It would be similar to the Foursquare app that is used in the U.S. to let people know who is in their immediate location.
Most people in Haiti have a cell phone with camera. If you don’t believe me, take a look at how the world knew about the electoral fraud taken place during Haiti’s election.
Those reports were documented with cell phones. It would be great to work with the government, but you don’t necessarily need the government to build an app to monitor evil in your community.
In addition, each alert app should have a connected Facebook page, which will help to build a community that spans the particular commune or district to the Haitian diaspora on social media.
If electricity is an obstacle to using Facebook, then send the message via WhatsApp so Haitians overseas can help spread the word. Haitians are already using social media to help save lives. For instance, I often see requests on Twitter and Facebook asking for blood donations for accident victims in Haiti.
We can certainly build upon social media technology to let predators know that Haiti is not open for their schemes. Accountability may not stop all of them, but if the community has the power to bring them to light, then Haitian women and children have a better chance to feel safe in their own country.

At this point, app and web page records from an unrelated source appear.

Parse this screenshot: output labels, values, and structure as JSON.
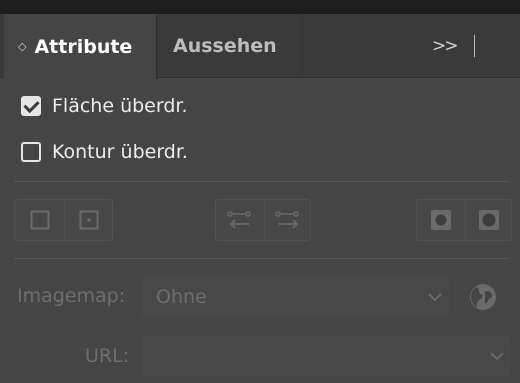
{
  "tabs": [
    {
      "label": "Attribute",
      "active": true
    },
    {
      "label": "Aussehen",
      "active": false
    }
  ],
  "tab_controls": {
    "overflow_icon": "double-chevron-right-icon",
    "menu_icon": "hamburger-menu-icon"
  },
  "options": {
    "fill_override": {
      "label": "Fläche überdr.",
      "checked": true
    },
    "stroke_override": {
      "label": "Kontur überdr.",
      "checked": false
    }
  },
  "button_groups": [
    {
      "name": "shape-display",
      "icons": [
        "square-outline-icon",
        "square-center-point-icon"
      ],
      "enabled": false
    },
    {
      "name": "direction",
      "icons": [
        "arrow-left-icon",
        "arrow-right-icon"
      ],
      "enabled": false
    },
    {
      "name": "fill-rule",
      "icons": [
        "nonzero-fill-icon",
        "even-odd-fill-icon"
      ],
      "enabled": false
    }
  ],
  "imagemap": {
    "label": "Imagemap:",
    "value": "Ohne",
    "enabled": false
  },
  "url": {
    "label": "URL:",
    "value": "",
    "enabled": false
  },
  "colors": {
    "panel_bg": "#454545",
    "tab_bar_bg": "#3a3a3a",
    "text": "#e6e6e6",
    "disabled_text": "#6e6e6e"
  }
}
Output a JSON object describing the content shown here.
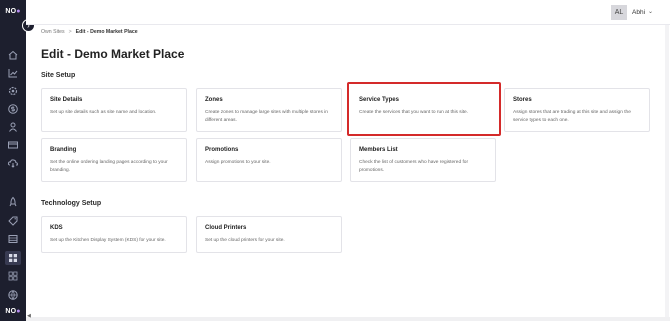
{
  "brand": {
    "logo_text": "NO",
    "logo_suffix": "●"
  },
  "sidebar": {
    "collapse_icon": "chevron-right-icon",
    "icons": [
      {
        "name": "home-icon",
        "active": false
      },
      {
        "name": "analytics-icon",
        "active": false
      },
      {
        "name": "settings-gear-icon",
        "active": false
      },
      {
        "name": "dollar-icon",
        "active": false
      },
      {
        "name": "user-icon",
        "active": false
      },
      {
        "name": "card-icon",
        "active": false
      },
      {
        "name": "cloud-download-icon",
        "active": false
      },
      {
        "name": "rocket-icon",
        "active": false
      },
      {
        "name": "tag-icon",
        "active": false
      },
      {
        "name": "table-icon",
        "active": false
      },
      {
        "name": "grid-icon",
        "active": true
      },
      {
        "name": "apps-icon",
        "active": false
      },
      {
        "name": "globe-icon",
        "active": false
      }
    ]
  },
  "topbar": {
    "avatar_initials": "AL",
    "user_name": "Abhi"
  },
  "breadcrumb": {
    "root": "Own Sites",
    "separator": ">",
    "current": "Edit - Demo Market Place"
  },
  "page": {
    "title": "Edit - Demo Market Place"
  },
  "sections": [
    {
      "title": "Site Setup",
      "cards": [
        {
          "title": "Site Details",
          "desc": "Set up site details such as site name and location.",
          "selected": false
        },
        {
          "title": "Zones",
          "desc": "Create zones to manage large sites with multiple stores in different areas.",
          "selected": false
        },
        {
          "title": "Service Types",
          "desc": "Create the services that you want to run at this site.",
          "selected": true
        },
        {
          "title": "Stores",
          "desc": "Assign stores that are trading at this site and assign the service types to each one.",
          "selected": false
        },
        {
          "title": "Branding",
          "desc": "Set the online ordering landing pages according to your branding.",
          "selected": false
        },
        {
          "title": "Promotions",
          "desc": "Assign promotions to your site.",
          "selected": false
        },
        {
          "title": "Members List",
          "desc": "Check the list of customers who have registered for promotions.",
          "selected": false
        }
      ]
    },
    {
      "title": "Technology Setup",
      "cards": [
        {
          "title": "KDS",
          "desc": "Set up the Kitchen Display System (KDS) for your site.",
          "selected": false
        },
        {
          "title": "Cloud Printers",
          "desc": "Set up the cloud printers for your site.",
          "selected": false
        }
      ]
    }
  ],
  "colors": {
    "sidebar_bg": "#1d1f2e",
    "selection_border": "#d42a2a",
    "accent": "#b58cf0"
  }
}
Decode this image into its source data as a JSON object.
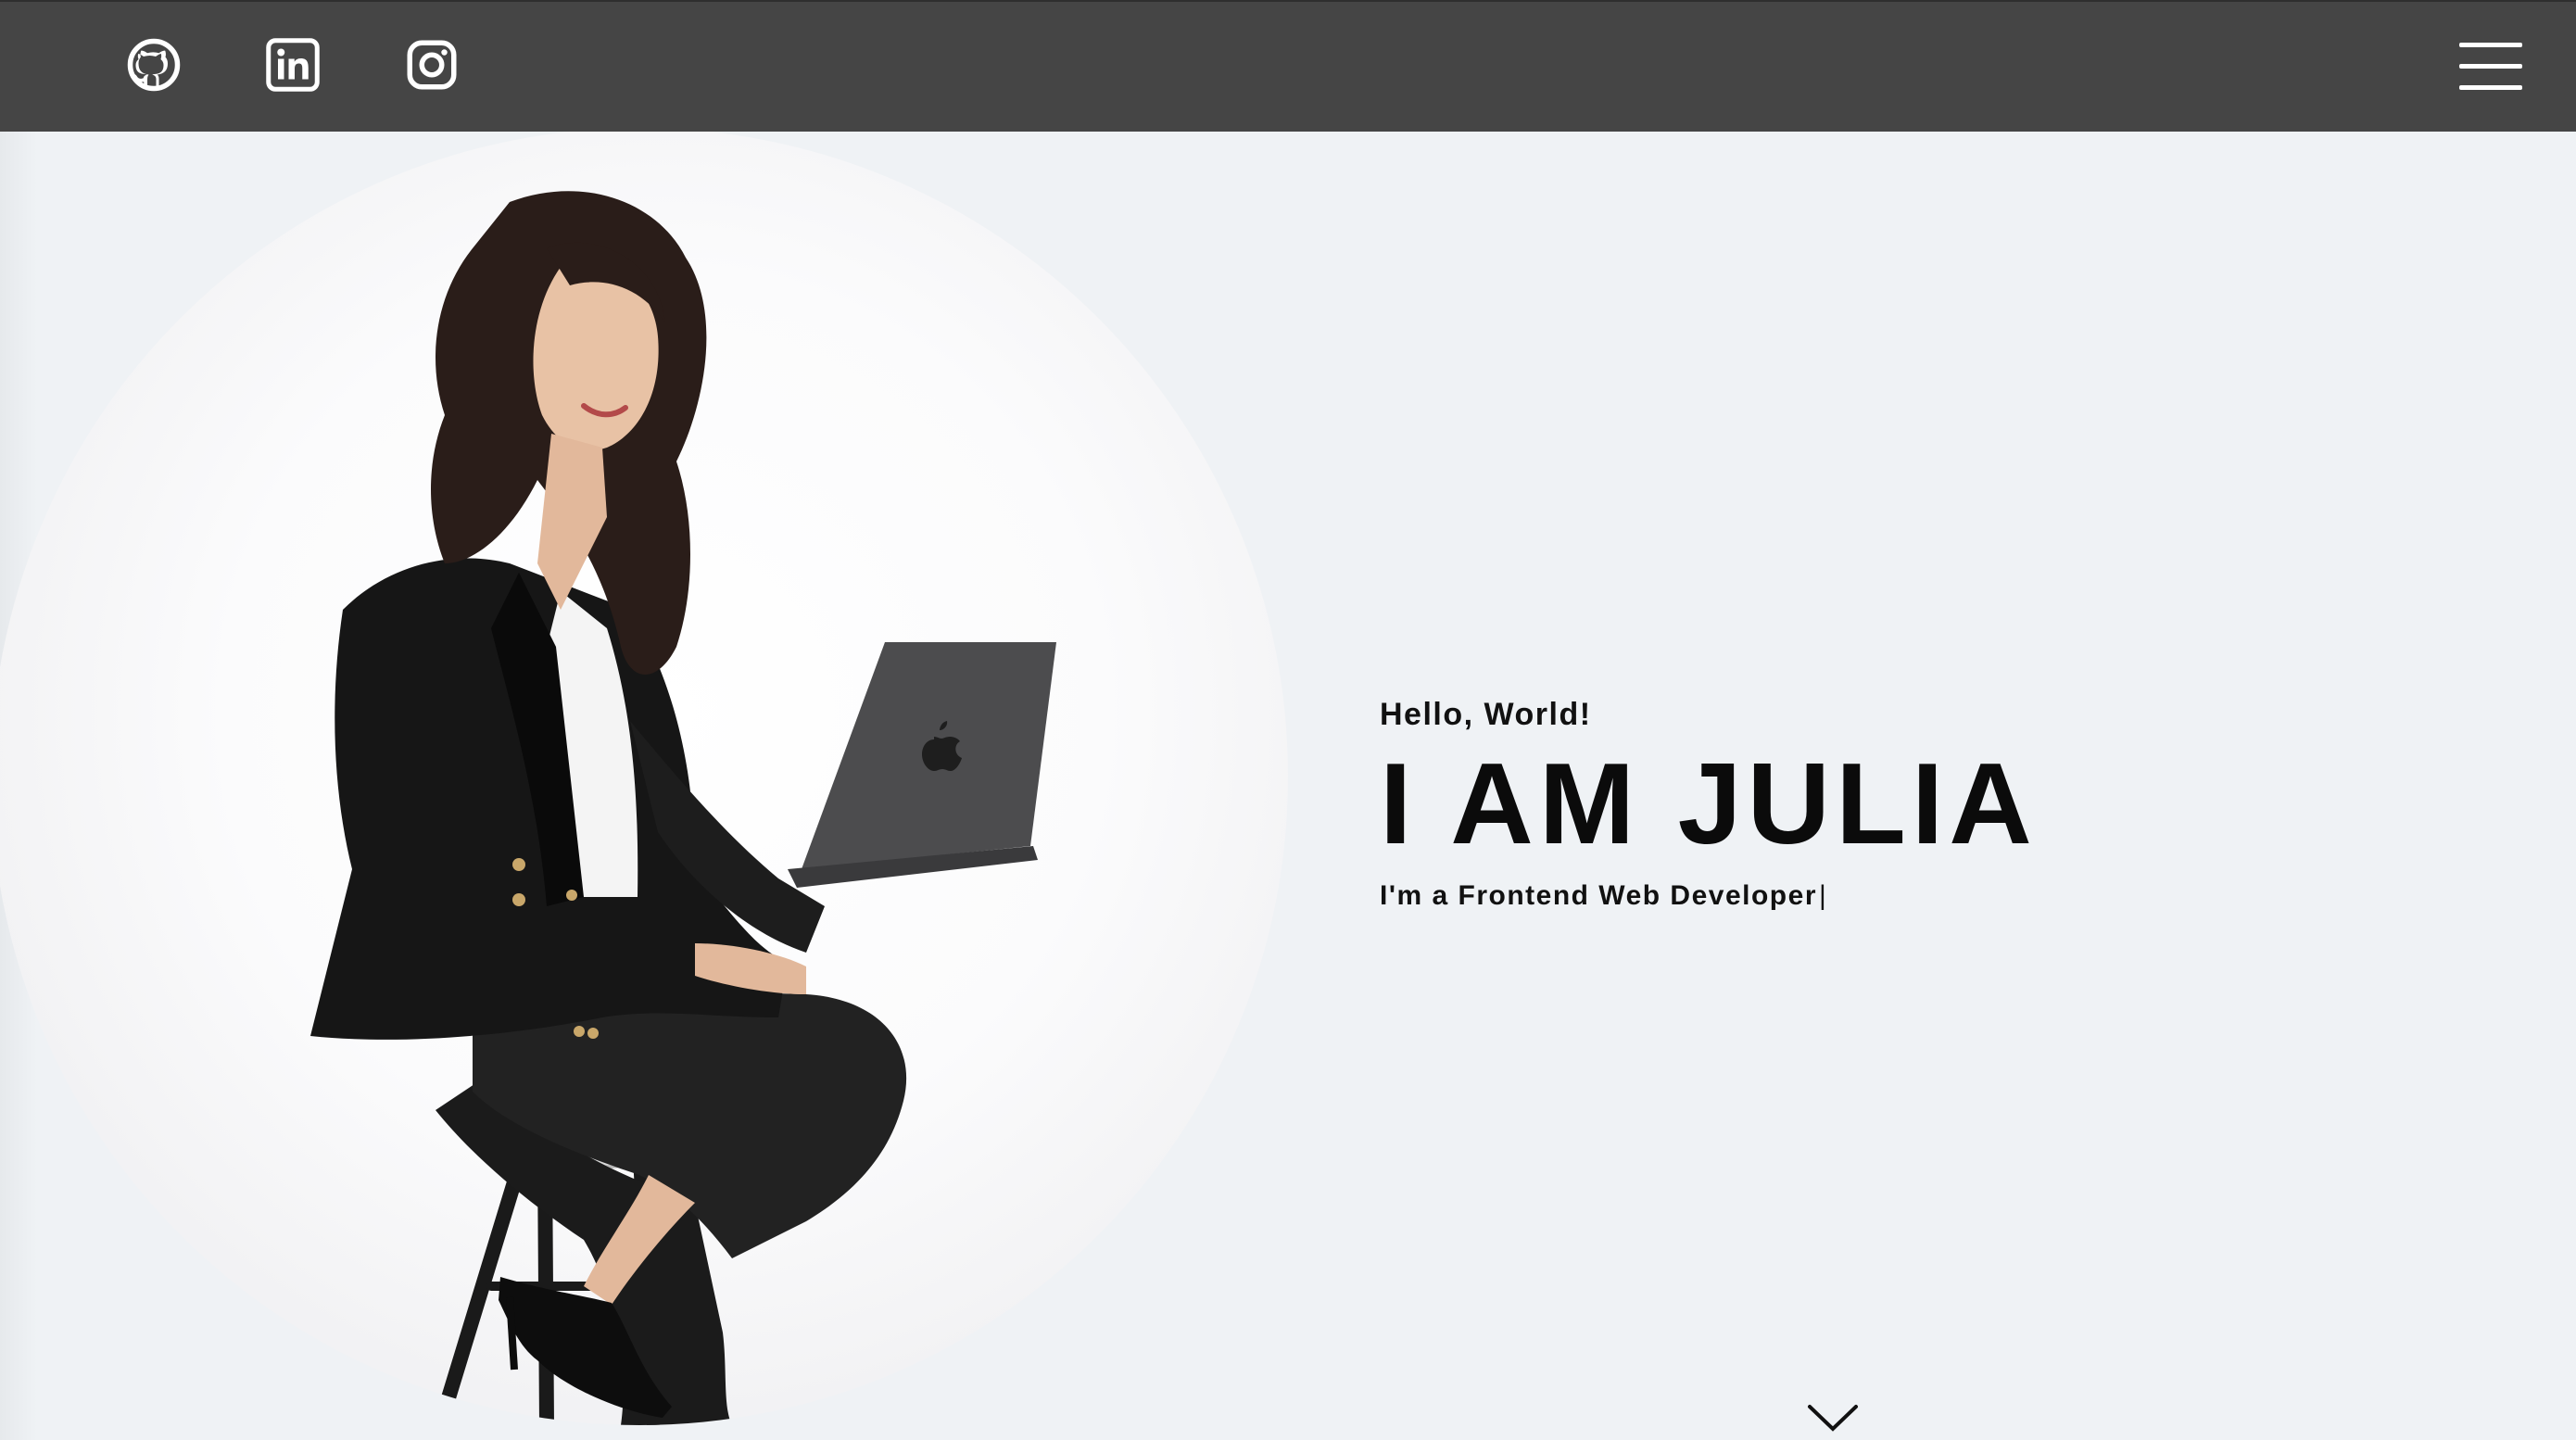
{
  "header": {
    "social_links": [
      {
        "name": "GitHub",
        "icon": "github-icon"
      },
      {
        "name": "LinkedIn",
        "icon": "linkedin-icon"
      },
      {
        "name": "Instagram",
        "icon": "instagram-icon"
      }
    ],
    "menu_icon": "hamburger-menu-icon",
    "background_color": "#454545"
  },
  "hero": {
    "greeting": "Hello, World!",
    "headline": "I AM JULIA",
    "subtitle": "I'm a Frontend Web Developer",
    "cursor": "|",
    "scroll_icon": "chevron-down-icon",
    "background_color": "#eff2f5"
  }
}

An amber alert app – I have to give credit where credit is due. I did not think of this idea, but my fellow Haitian, Patricia Beauvais Germain, recommended this app on Twitter.

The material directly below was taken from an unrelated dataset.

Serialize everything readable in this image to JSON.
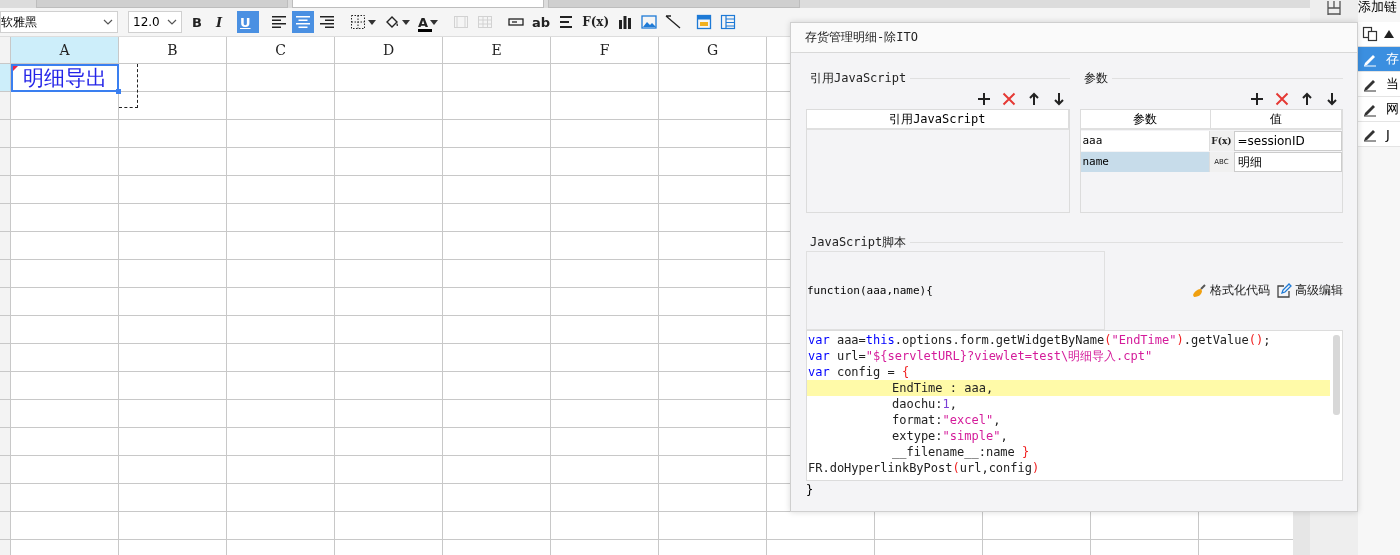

Her idea was, “Since everyone has a cell phone in Haiti, if a child goes missing, authorities could send alerts to everyone’s cell phones via Digicel and Natcom to help families find their children.” For the amber alert, the government will need to be involved to implement this app.
A farmers’ land protection app – Although this app does not have any human abuse or trafficking nature to it, in my mind, human displacement is a form of crime. This app can connect farmers with Haitian attorneys and land survey consultants throughout the diaspora. This is an effort to get them quick answers when they confront land predators.

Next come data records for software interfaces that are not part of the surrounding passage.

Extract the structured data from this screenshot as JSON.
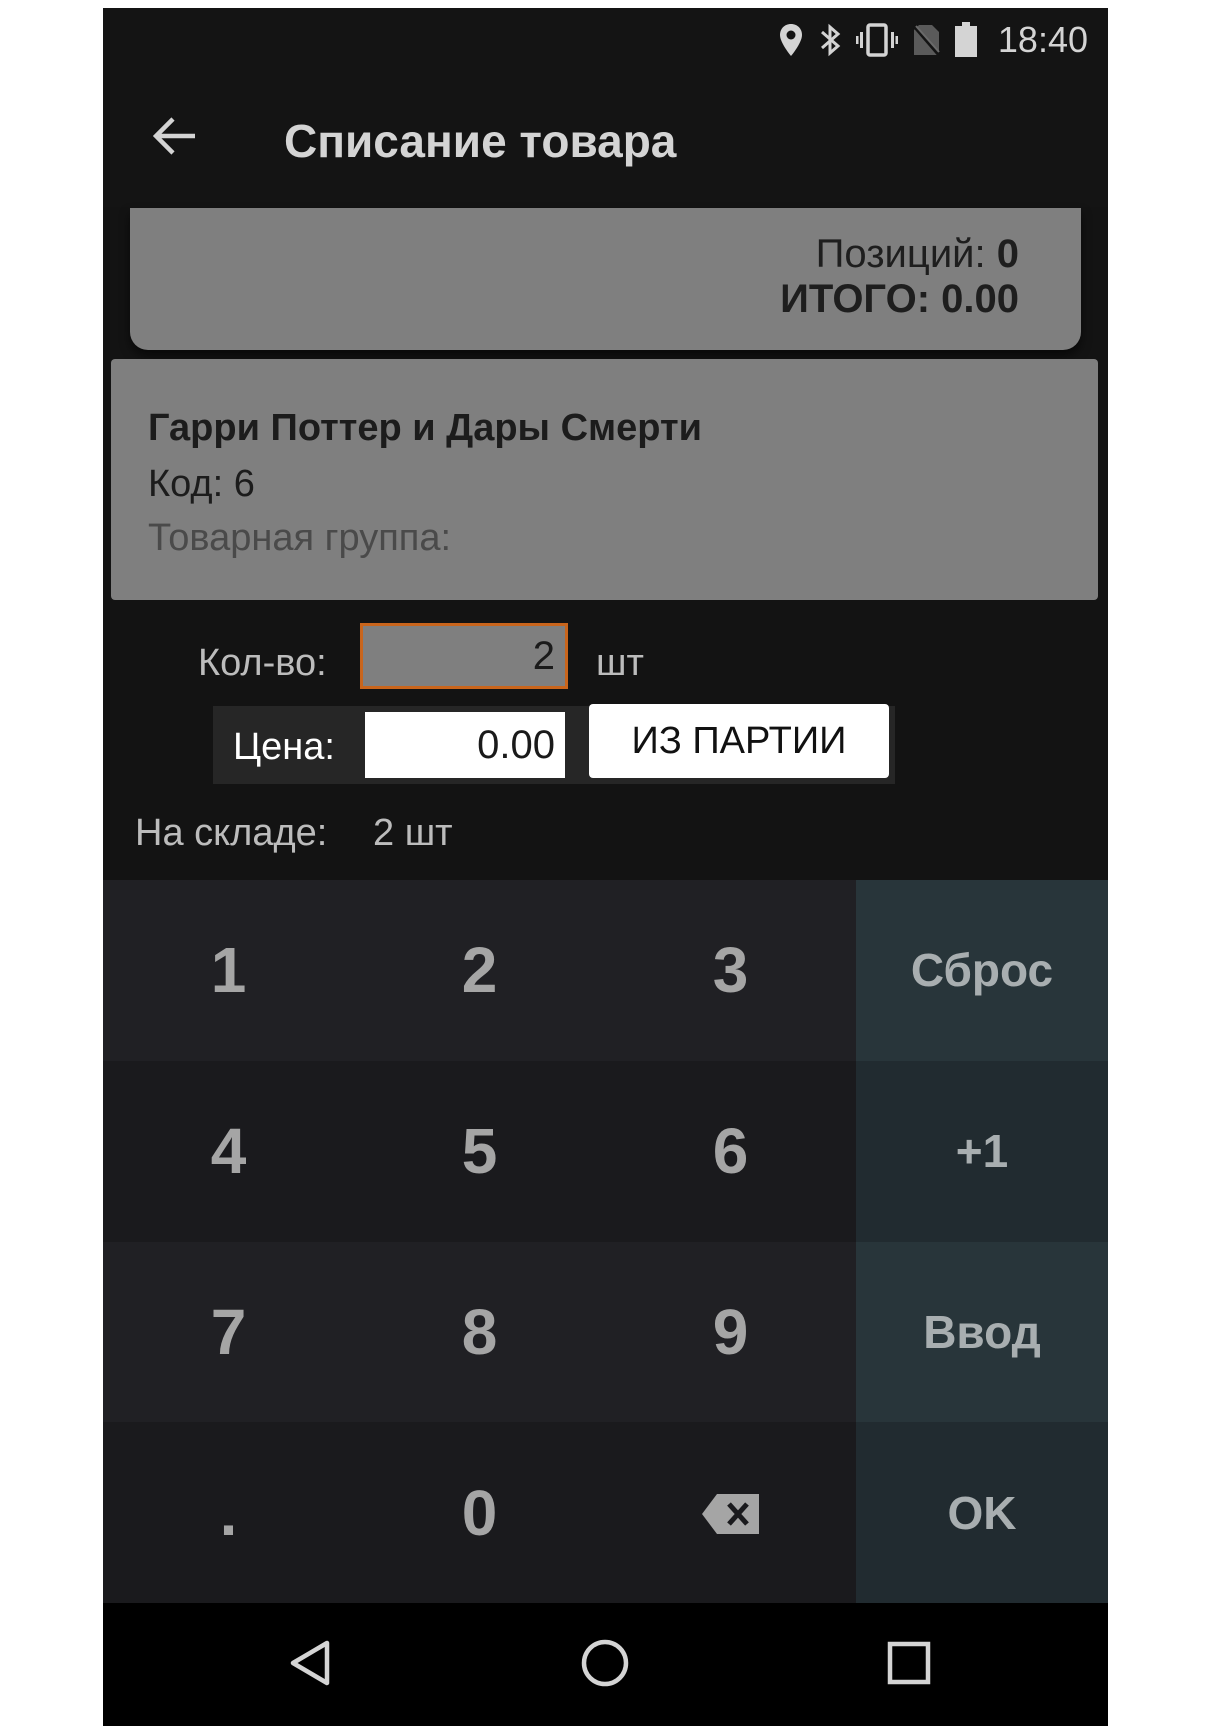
{
  "status_bar": {
    "time": "18:40",
    "icons": [
      "location-icon",
      "bluetooth-icon",
      "vibrate-icon",
      "no-sim-icon",
      "battery-icon"
    ]
  },
  "toolbar": {
    "back_icon": "arrow-left-icon",
    "title": "Списание товара"
  },
  "summary": {
    "positions_label": "Позиций:",
    "positions_value": "0",
    "total_label": "ИТОГО:",
    "total_value": "0.00"
  },
  "product": {
    "name": "Гарри Поттер и Дары Смерти",
    "code": "Код: 6",
    "group": "Товарная группа:"
  },
  "form": {
    "qty_label": "Кол-во:",
    "qty_value": "2",
    "qty_unit": "шт",
    "price_label": "Цена:",
    "price_value": "0.00",
    "batch_button": "ИЗ ПАРТИИ",
    "stock_label": "На складе:",
    "stock_value": "2 шт"
  },
  "keypad": {
    "keys": [
      "1",
      "2",
      "3",
      "4",
      "5",
      "6",
      "7",
      "8",
      "9",
      ".",
      "0"
    ],
    "backspace_icon": "backspace-icon",
    "reset": "Сброс",
    "plus_one": "+1",
    "enter": "Ввод",
    "ok": "OK"
  },
  "nav_bar": {
    "icons": [
      "back-triangle-icon",
      "home-circle-icon",
      "recents-square-icon"
    ]
  },
  "colors": {
    "background": "#131313",
    "card": "#7f7f7f",
    "accent_border": "#c9651c",
    "keypad_fn": "#28353a"
  }
}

I know some of you are probably thinking that the farmers don’t have time, but their children or family members have access to cell phones. I am not sure how all the details would play out, but it would open the doors to connect the farmers with those who can help them resist the predators pushing them to sell their land for $100 U.S. dollars.
Just as some forces are very diligent in maintaining Haiti the way it is, we must insist equally that these human violations are not acceptable. Haitians can use technology as a means to stop these activities.
It would also send a message to the Haitian citizens who are not on the side of the law, letting them know that they will not get away with abusing their own. I wanted to take the first step, so I’ve created a Facebook page that we can start sharing with our families in Haiti. I’ve also listed several links below that you might find useful.
The Internet is probably the greatest human rights activism tool for the poor and vulnerable because of its ability to connect instantly. Let’s use technology to stop these tourist predators!
Your turn: Are you an app builder? What kind of app can you create today to thwart Haiti’s foreign predators against children and women?
About the author: Daniella Bien-Aime is the founder of the Bien-Aime Post, a digital media platform that focuses on business, leadership, education, and social media within the context of Haiti and its diaspora. Follow her on Twitter @dbienaime.